Unfortunately, he notes, when it comes to a surge protector, “99% of the population goes on how pretty the box looks.”
West recommends that agency personnel and other surge protection buyers take a practical approach to safeguarding their equipment and data.
“Spend some time and look at what youre getting,” he counsels. “Look for a product that has been rated by independent consumer testing and found to be superior.”
West adds that surge suppressors priced between $30 and $70 “are the only ones that are worth having.”
The story doesnt end there, however. For todays sensitive computers and electronics, simple surge protection may not be enough, says West.
“In my opinion, the day has come where a surge suppressor is not adequate to protect your computer,” he asserts. He recommends that PCs also be protected by uninterruptible power supplies (UPSs), to guard against problems created when Microsoft Windows is improperly shut down by a power interruption.
When power goes out, a UPS automatically provides battery backup to a system, allowing time for the user to save all work before shutting down the computer in the recommended fashion.
West further recommends that users purchase a UPS that includes software that will ensure an orderly shutdown of systems. For a system with a 17-inch or larger monitor (the monitor is the main power draw), West suggests a 420VA (volts-amps) UPS, costing between $100 and $200.

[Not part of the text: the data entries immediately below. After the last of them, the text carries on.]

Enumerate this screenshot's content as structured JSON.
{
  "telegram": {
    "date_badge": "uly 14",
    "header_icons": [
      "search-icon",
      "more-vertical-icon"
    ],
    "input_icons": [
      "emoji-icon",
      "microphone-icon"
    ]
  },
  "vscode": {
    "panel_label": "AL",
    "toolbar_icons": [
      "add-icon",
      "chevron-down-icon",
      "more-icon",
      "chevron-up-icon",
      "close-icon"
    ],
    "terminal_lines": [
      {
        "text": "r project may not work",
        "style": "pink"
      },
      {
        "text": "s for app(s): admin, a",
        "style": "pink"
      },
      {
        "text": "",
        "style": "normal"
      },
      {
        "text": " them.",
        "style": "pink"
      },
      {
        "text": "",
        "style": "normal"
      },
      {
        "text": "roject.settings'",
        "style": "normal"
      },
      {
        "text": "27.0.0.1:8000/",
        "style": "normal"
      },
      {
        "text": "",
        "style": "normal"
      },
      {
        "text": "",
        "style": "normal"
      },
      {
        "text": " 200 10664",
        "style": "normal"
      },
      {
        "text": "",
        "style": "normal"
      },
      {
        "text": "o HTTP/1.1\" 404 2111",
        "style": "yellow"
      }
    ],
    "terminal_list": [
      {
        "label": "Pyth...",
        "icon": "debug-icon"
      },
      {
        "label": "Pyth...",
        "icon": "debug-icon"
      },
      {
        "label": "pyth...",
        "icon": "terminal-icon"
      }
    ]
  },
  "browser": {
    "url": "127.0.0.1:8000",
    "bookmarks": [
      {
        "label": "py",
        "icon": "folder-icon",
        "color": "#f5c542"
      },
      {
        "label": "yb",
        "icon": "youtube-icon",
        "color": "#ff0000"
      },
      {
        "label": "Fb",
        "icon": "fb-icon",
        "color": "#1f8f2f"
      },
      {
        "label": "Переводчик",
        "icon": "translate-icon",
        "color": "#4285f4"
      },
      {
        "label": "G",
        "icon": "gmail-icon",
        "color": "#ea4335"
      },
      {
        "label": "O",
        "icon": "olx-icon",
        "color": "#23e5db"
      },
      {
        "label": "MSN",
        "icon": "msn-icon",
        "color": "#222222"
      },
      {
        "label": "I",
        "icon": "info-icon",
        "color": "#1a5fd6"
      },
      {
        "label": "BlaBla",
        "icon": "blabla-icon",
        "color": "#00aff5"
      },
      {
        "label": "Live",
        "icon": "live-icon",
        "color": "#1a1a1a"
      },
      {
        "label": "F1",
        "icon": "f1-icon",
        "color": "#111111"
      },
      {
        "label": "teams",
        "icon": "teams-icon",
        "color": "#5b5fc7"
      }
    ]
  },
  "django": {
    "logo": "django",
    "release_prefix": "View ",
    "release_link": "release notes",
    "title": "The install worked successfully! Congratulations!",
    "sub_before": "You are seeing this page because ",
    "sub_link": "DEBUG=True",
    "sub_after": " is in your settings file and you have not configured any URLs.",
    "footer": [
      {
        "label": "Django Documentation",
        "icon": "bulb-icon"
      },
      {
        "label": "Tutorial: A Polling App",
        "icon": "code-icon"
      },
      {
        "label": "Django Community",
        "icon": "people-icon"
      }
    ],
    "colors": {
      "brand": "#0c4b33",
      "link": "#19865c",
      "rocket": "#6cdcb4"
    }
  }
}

He cautions against purchasing a unit that combines surge suppression and UPS functions, however. “Sometimes the surge suppressor is sacrificed to protect the connected equipment,” he explains. “In a combo device, if a surge kills the suppressor, it kills the whole unit.”
Many UPSs also have telephone line protection built in–a feature West recommends–”but often people dont use it,” he notes. This could potentially void an equipment replacement warranty from the UPS manufacturer, since such warranties require proper hookup of all features.
Reproduced from National Underwriter Life & Health/Financial Services Edition, January 27, 2003. Copyright 2003 by The National Underwriter Company in the serial publication. All rights reserved.Copyright in this article as an independent work may be held by the author.